CHICAGO (AP) — The coronavirus that has upended nearly every element of public life also has dramatically changed the way people grieve for the dead.
Ministers have closed their doors to funerals.
Fear of quarantine has prevented families from flying in to pay their last respects.
Cemeteries have drastically altered what they do out of fear that some mourners who don't know they are infected with coronavirus might infect others.
Some cemeteries aren’t allowing any graveside services at all.
“We just take deceased up to the grave and bury them,” Terry Harmon, the owner of Orange, California’s Chapman Funeral Home, told The Associated Press.
And elderly people who have lost spouses can't hug or so much as be in the same room with their children and grandchildren at the exact time they need them most.
The Recka family is facing these problems now, following the death of 87-year-old Charles Recka. Although he didn’t die from COVID-19, the timing of his death fell during the pandemic and his family tells AP that they’re afraid to grieve with loved ones, because of the risk of infecting each other with the virus.
Recka’s daughter, Dawn Bouska, told the AP that she sees no choice but to prevent her children from getting closer to their grandmother than the other side of the window at the senior living center where she lives.
“I don’t know if these kids are carriers, (but) I can’t risk losing my mom,” said Bouska, 52, of Naperville, Illinois. “At the time she needs to be hugging these kids more than ever it’s unsafe to do so.”

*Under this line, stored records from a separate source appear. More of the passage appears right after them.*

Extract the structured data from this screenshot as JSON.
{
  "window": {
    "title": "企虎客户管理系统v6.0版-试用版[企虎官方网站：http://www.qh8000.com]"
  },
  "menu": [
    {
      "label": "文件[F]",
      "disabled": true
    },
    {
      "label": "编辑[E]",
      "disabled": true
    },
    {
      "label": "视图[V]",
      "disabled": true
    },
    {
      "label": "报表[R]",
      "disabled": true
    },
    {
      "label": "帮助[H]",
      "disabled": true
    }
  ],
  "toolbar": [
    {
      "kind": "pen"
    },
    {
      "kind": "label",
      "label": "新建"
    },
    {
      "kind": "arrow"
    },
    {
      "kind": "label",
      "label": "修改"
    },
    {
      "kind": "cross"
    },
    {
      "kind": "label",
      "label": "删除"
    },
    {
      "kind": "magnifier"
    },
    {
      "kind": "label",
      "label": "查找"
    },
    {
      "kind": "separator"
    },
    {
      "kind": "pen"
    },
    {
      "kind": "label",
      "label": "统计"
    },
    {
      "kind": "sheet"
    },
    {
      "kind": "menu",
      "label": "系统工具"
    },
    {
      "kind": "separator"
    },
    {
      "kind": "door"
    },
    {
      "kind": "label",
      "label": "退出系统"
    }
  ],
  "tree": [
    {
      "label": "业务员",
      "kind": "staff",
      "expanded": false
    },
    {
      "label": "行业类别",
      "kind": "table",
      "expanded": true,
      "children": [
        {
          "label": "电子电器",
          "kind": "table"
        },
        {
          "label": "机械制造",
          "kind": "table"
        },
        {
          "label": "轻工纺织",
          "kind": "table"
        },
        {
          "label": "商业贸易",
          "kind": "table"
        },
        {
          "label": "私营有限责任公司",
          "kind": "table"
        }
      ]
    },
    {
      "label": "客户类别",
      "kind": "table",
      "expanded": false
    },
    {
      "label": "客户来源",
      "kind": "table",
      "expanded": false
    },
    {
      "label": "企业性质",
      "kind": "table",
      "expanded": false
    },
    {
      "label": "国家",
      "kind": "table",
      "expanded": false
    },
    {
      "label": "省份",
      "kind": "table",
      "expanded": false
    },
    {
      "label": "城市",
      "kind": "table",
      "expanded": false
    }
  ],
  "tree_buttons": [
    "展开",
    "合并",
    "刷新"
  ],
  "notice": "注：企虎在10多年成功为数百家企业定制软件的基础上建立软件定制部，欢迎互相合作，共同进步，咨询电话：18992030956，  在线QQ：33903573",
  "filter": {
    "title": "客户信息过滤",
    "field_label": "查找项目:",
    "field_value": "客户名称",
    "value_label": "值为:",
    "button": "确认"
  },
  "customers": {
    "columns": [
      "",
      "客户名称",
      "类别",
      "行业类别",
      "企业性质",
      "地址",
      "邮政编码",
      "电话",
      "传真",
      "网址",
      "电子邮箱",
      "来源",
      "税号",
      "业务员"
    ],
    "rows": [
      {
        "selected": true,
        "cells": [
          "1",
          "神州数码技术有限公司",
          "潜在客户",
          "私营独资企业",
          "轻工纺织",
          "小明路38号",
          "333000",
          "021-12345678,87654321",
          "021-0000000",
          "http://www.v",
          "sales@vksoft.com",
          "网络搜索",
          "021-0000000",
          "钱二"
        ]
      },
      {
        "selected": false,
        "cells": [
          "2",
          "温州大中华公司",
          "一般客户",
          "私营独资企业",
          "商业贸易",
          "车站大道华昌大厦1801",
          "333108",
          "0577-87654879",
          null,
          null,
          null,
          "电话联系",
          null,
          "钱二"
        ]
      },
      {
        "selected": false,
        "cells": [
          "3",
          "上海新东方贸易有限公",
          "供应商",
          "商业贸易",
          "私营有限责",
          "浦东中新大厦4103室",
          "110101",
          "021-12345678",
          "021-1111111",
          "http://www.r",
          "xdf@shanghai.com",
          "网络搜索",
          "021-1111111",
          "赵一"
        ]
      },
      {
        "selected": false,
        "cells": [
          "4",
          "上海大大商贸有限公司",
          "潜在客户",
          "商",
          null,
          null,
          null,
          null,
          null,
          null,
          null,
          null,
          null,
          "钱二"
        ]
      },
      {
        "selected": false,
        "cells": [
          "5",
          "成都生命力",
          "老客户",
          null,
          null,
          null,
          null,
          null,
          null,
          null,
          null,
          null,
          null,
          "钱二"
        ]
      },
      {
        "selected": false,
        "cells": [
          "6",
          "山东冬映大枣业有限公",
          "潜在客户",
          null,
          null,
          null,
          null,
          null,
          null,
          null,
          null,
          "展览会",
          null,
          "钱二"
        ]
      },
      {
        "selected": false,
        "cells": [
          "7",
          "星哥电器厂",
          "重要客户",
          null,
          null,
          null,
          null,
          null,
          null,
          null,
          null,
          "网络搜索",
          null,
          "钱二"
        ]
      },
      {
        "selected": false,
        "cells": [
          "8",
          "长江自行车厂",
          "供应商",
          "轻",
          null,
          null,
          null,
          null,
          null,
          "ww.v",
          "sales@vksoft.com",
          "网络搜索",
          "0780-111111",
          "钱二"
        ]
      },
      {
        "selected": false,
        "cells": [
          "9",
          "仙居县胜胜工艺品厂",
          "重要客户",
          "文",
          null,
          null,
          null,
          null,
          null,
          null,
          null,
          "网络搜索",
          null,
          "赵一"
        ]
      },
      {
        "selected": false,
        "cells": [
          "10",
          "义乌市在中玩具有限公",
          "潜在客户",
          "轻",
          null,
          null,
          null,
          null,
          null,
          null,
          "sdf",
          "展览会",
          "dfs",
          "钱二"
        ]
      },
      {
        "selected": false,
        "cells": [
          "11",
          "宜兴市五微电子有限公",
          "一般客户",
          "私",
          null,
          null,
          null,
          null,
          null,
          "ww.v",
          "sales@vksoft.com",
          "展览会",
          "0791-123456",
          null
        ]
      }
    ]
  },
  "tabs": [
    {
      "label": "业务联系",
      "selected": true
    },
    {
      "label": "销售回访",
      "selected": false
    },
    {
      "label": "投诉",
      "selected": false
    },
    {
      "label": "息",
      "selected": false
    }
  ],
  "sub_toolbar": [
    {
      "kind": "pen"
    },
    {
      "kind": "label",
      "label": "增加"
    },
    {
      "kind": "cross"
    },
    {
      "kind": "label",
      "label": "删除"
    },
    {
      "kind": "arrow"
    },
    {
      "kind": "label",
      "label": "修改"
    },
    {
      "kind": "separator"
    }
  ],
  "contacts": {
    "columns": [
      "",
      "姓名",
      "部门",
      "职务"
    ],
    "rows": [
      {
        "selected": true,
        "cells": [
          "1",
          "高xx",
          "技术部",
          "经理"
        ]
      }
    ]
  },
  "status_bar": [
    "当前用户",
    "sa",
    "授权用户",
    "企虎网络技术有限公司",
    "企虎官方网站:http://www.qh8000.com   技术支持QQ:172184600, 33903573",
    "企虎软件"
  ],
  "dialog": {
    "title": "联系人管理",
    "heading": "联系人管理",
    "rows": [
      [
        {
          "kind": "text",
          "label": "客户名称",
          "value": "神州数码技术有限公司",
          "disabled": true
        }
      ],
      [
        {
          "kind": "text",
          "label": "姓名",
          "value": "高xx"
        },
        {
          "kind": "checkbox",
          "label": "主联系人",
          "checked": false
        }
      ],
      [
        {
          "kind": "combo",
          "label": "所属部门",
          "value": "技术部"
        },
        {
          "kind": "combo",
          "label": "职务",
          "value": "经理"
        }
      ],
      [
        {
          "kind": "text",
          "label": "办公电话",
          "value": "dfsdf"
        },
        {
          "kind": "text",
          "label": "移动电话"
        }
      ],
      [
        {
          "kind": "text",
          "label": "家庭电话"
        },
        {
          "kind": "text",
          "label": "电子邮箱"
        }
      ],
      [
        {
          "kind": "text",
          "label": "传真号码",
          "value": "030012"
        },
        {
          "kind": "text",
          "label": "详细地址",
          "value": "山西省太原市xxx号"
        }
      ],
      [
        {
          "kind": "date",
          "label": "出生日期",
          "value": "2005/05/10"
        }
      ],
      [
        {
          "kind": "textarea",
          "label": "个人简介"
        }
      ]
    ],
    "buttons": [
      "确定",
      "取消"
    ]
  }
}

Because of their fears, the Recka family decided to hold a mass celebrating Charles’ life at a later date.
Sadly, this is becoming the new normal.